It is hard to believe that the Worms series is closing in on two decades now, dating all of the way back to 1995, but here it is finding a comfortable home on the latest generation of game consoles. The good news is, fans of the Worms series will find a lot to like here as Worms Battlegrounds feels very much like its brethren, though anyone hoping that the series has taken some dramatic new leap in some fashion might be disappointed to know that Battlegrounds feels more akin to carefully planed baby steps.
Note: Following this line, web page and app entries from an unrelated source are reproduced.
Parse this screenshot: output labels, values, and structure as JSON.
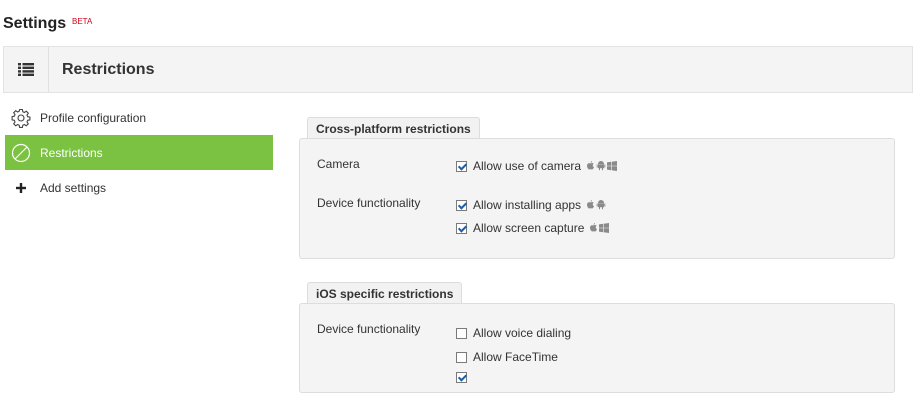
{
  "app": {
    "title": "Settings",
    "badge": "BETA"
  },
  "header": {
    "title": "Restrictions",
    "menu_icon": "list-icon"
  },
  "sidebar": {
    "items": [
      {
        "label": "Profile configuration",
        "icon": "gear-icon",
        "active": false
      },
      {
        "label": "Restrictions",
        "icon": "prohibited-icon",
        "active": true
      },
      {
        "label": "Add settings",
        "icon": "plus-icon",
        "active": false
      }
    ]
  },
  "sections": [
    {
      "title": "Cross-platform restrictions",
      "rows": [
        {
          "label": "Camera",
          "options": [
            {
              "label": "Allow use of camera",
              "checked": true,
              "platforms": [
                "apple",
                "android",
                "windows"
              ]
            }
          ]
        },
        {
          "label": "Device functionality",
          "options": [
            {
              "label": "Allow installing apps",
              "checked": true,
              "platforms": [
                "apple",
                "android"
              ]
            },
            {
              "label": "Allow screen capture",
              "checked": true,
              "platforms": [
                "apple",
                "windows"
              ]
            }
          ]
        }
      ]
    },
    {
      "title": "iOS specific restrictions",
      "rows": [
        {
          "label": "Device functionality",
          "options": [
            {
              "label": "Allow voice dialing",
              "checked": false
            },
            {
              "label": "Allow FaceTime",
              "checked": false
            },
            {
              "label": "",
              "checked": true
            }
          ]
        }
      ]
    }
  ],
  "colors": {
    "accent": "#7cc242",
    "badge": "#d0021b",
    "check": "#1c5ea8",
    "platform_icons": "#8a8a8a"
  }
}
Worms is one of those titles that has roots going back a long ways. I most readily associate its genesis with the classic and largely forgotten Scorched Earth, which I used to play in high school many moons ago. The basics were the same, with various weapons that players can upgrade, and then try to fire along different trajectories and try to hit opponents… or perhaps the terrain in front of or beneath them. We have taken a look at Worms games before, and generally enjoyed them. Examples include Worms Revolution and Worms Revolution Extreme. Thankfully the things that made Worms so enjoyable over the years still pay off nicely today.
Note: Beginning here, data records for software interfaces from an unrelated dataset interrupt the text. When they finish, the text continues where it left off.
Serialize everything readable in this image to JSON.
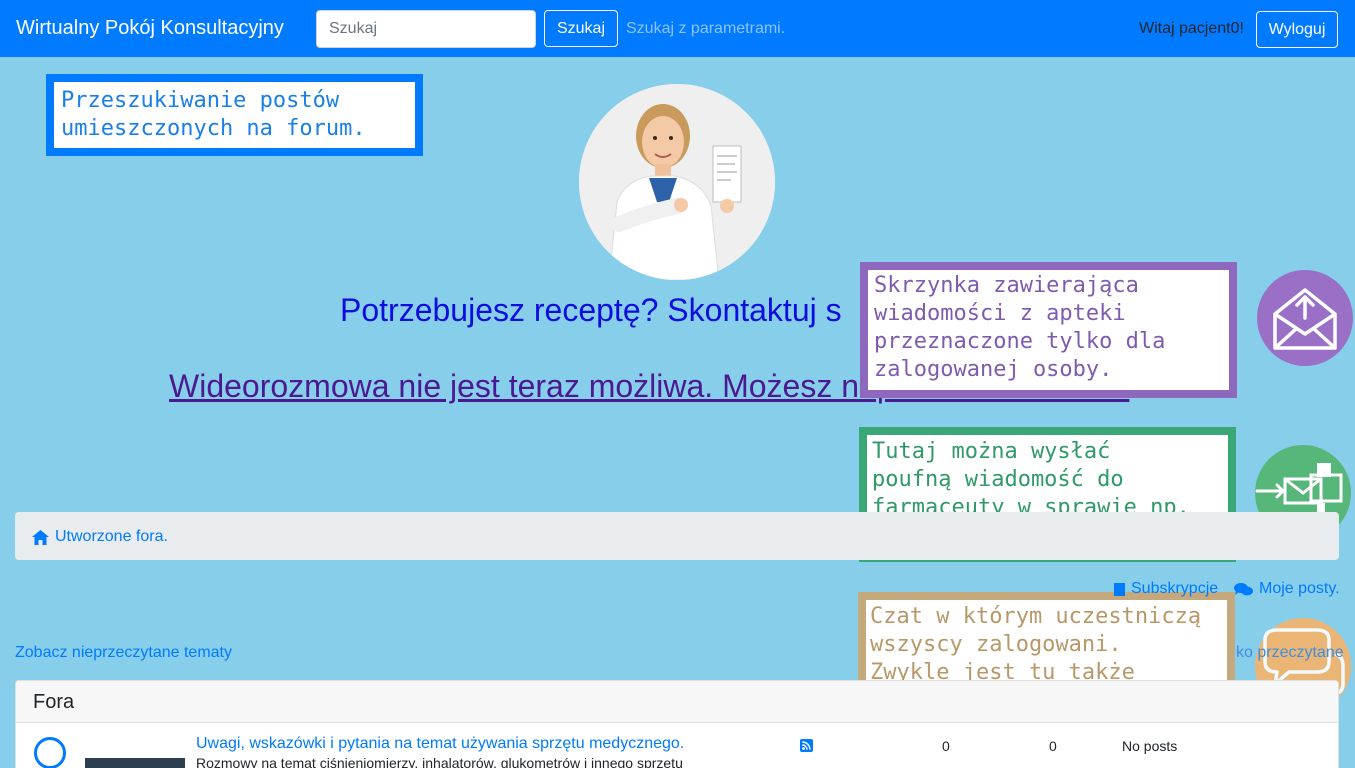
{
  "navbar": {
    "brand": "Wirtualny Pokój Konsultacyjny",
    "search_placeholder": "Szukaj",
    "search_button": "Szukaj",
    "advanced_search": "Szukaj z parametrami.",
    "greeting": "Witaj pacjent0!",
    "logout_button": "Wyloguj"
  },
  "hero": {
    "title": "Potrzebujesz receptę? Skontaktuj s",
    "video_link": "Wideorozmowa nie jest teraz możliwa. Możesz napisać wiadomość."
  },
  "tooltips": {
    "search": "Przeszukiwanie postów\numieszczonych na forum.",
    "inbox": "Skrzynka zawierająca\nwiadomości z apteki\nprzeznaczone tylko dla\nzalogowanej osoby.",
    "message": "Tutaj można wysłać\npoufną wiadomość do\nfarmaceuty w sprawie np.\nwypisania recepty.",
    "chat": "Czat w którym uczestniczą\nwszyscy zalogowani.\nZwykle jest tu także\npracownik apteki."
  },
  "breadcrumb": {
    "home_label": "Utworzone fora."
  },
  "actions": {
    "subscriptions": "Subskrypcje",
    "my_posts": "Moje posty.",
    "unread_topics": "Zobacz nieprzeczytane tematy",
    "mark_read": "ko przeczytane"
  },
  "forums": {
    "header": "Fora",
    "rows": [
      {
        "name": "Uwagi, wskazówki i pytania na temat używania sprzętu medycznego.",
        "description": "Rozmowy na temat ciśnieniomierzy, inhalatorów, glukometrów i innego sprzętu",
        "topics": "0",
        "posts": "0",
        "last_post": "No posts"
      }
    ]
  },
  "icons": {
    "inbox": "envelope-upload-icon",
    "message": "mail-send-icon",
    "chat": "chat-bubbles-icon"
  },
  "colors": {
    "primary": "#007bff",
    "page_bg": "#87ceeb",
    "inbox": "#9a6fc6",
    "message": "#57b67a",
    "chat": "#f6b36a"
  }
}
Many of the features found in prior Worms games show up again here, and they are all welcome. Perhaps the biggest difference I noticed was the story mode made up of twenty five levels, which makes if a fairly substantial experience that will last a good dozen hours. The storyline is ridiculous as you’d expect from Worms, but cute enough to be enjoyable. Frequent checkpoints while navigating the levels give your worm an opportunity to experiment without fear of losing lots of hours of gameplay because of one or two mistakes.
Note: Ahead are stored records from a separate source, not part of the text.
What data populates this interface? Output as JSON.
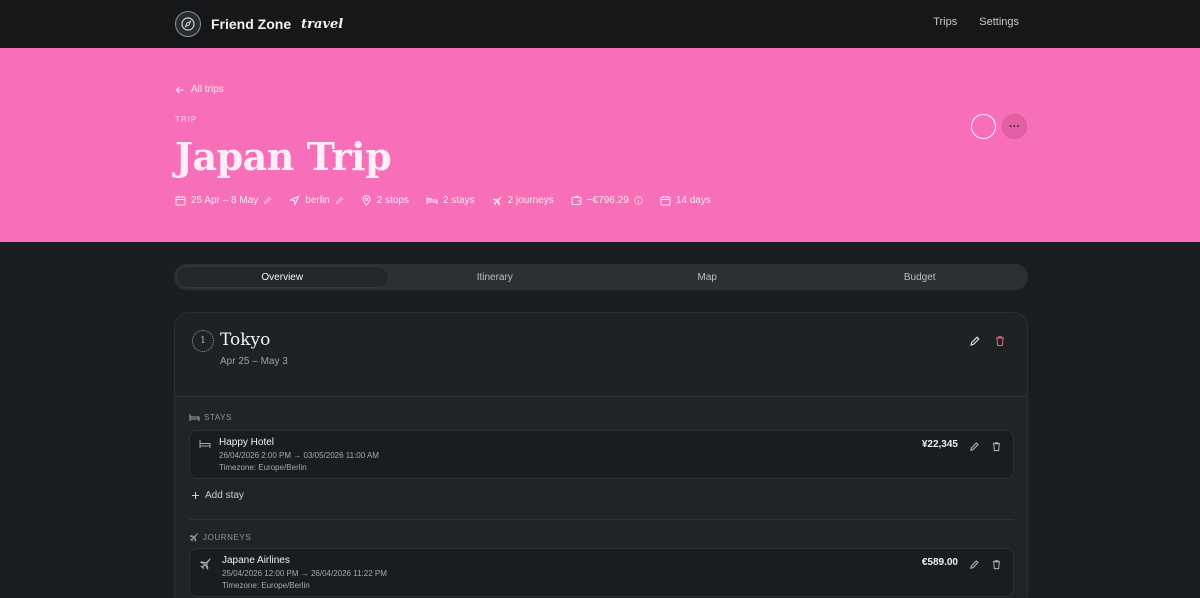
{
  "nav": {
    "brand_name": "Friend Zone",
    "brand_sub": "travel",
    "links": [
      "Trips",
      "Settings"
    ]
  },
  "hero": {
    "back_label": "All trips",
    "label": "TRIP",
    "title": "Japan Trip",
    "more_label": "···",
    "meta": {
      "dates": "25 Apr – 8 May",
      "origin": "berlin",
      "stops": "2 stops",
      "stays": "2 stays",
      "journeys": "2 journeys",
      "budget": "~€796.29",
      "duration": "14 days"
    },
    "color": "#f76fb8"
  },
  "tabs": [
    "Overview",
    "Itinerary",
    "Map",
    "Budget"
  ],
  "active_tab": "Overview",
  "stop": {
    "number": "1",
    "name": "Tokyo",
    "dates": "Apr 25 – May 3",
    "stays_label": "STAYS",
    "add_stay_label": "Add stay",
    "journeys_label": "JOURNEYS",
    "stays": [
      {
        "name": "Happy Hotel",
        "dates": "26/04/2026 2:00 PM → 03/05/2026 11:00 AM",
        "timezone": "Timezone: Europe/Berlin",
        "price": "¥22,345"
      }
    ],
    "journeys": [
      {
        "name": "Japane Airlines",
        "dates": "25/04/2026 12:00 PM → 26/04/2026 11:22 PM",
        "timezone": "Timezone: Europe/Berlin",
        "price": "€589.00"
      }
    ]
  }
}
Still, when it is all said and done, the Worms series has always been about the multiplayer hijinks and that is just as true in Battlegrounds as it has been in previous iterations. That is not to say the AI does not provide a challenge. In truth the computer opponents feel more like actual players than ever before. They are at times incredibly, uncannily accurate – but at other times they blow themselves or their comrades up in ways I have never noticed before.
Really, those are the best moments to be had in multiplayer too. While the single player story is all about navigating the level and using the tools at your disposal along the way to do so, the multiplayer simply drops you and your opponents into an arena of destructible death. Customising your worm and his weapons is still a blast, as is doing your best to take out some friends (or better yet, laughing resoundingly when said opponent accidentally destroys themselves).
Perhaps the biggest disappointment is the lack of online modes. There are basically two to choose from, one of which is deathmatch and the other one a sort of deathmatch-by-environment. Both are perfectly serviceable, but neither really holds up to local match play. Thankfully there is a level editor mode, which for the creative sorts can provide hours upon hours of mayhem to dream up for your friends later.
All in all, Worms Battlegrounds is a solid if unspectacular addition to the series that knows its strengths and generally plays to them effectively. There is an occasional awkwardness to movement that can make the single player story a bit of chore at times, but it does a nice job teaching the basics and serving as an almost extended tutorial for the good stuff – multiplayer mayhem. Mileage may vary since having friends to play with locally is where one gets the most out of the Worms Battlegrounds experience.
– Nick H.